[Page and application data records]

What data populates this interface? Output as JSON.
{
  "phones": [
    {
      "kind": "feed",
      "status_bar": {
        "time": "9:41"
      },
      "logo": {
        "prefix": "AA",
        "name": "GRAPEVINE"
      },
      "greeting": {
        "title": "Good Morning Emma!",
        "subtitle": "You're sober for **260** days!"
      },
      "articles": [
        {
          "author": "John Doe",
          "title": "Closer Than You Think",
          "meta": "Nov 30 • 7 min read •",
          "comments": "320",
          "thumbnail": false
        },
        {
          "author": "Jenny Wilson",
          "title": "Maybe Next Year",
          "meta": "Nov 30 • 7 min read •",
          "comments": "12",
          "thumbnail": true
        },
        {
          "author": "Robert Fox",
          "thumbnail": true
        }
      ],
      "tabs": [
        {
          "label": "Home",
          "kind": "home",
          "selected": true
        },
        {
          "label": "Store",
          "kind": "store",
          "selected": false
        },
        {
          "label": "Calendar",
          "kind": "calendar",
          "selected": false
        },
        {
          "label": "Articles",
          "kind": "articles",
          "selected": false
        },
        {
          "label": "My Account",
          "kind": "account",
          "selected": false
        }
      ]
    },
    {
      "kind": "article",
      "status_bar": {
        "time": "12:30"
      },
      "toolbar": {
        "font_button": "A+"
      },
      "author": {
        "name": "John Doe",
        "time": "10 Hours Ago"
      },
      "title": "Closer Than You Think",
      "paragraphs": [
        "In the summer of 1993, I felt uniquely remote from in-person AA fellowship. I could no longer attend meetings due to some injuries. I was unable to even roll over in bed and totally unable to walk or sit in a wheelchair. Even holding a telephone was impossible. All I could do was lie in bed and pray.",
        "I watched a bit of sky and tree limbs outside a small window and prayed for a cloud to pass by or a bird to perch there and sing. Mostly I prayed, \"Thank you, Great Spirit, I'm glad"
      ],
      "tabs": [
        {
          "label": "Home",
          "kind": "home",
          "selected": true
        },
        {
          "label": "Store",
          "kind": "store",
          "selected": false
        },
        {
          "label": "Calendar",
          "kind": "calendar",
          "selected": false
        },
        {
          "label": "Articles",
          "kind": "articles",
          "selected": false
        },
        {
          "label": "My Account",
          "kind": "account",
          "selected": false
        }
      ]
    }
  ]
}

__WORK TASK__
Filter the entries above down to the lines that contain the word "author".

__SOLUTION TO THIS PROBLEM__
          "author": "John Doe",
          "author": "Jenny Wilson",
          "author": "Robert Fox",
      "author": {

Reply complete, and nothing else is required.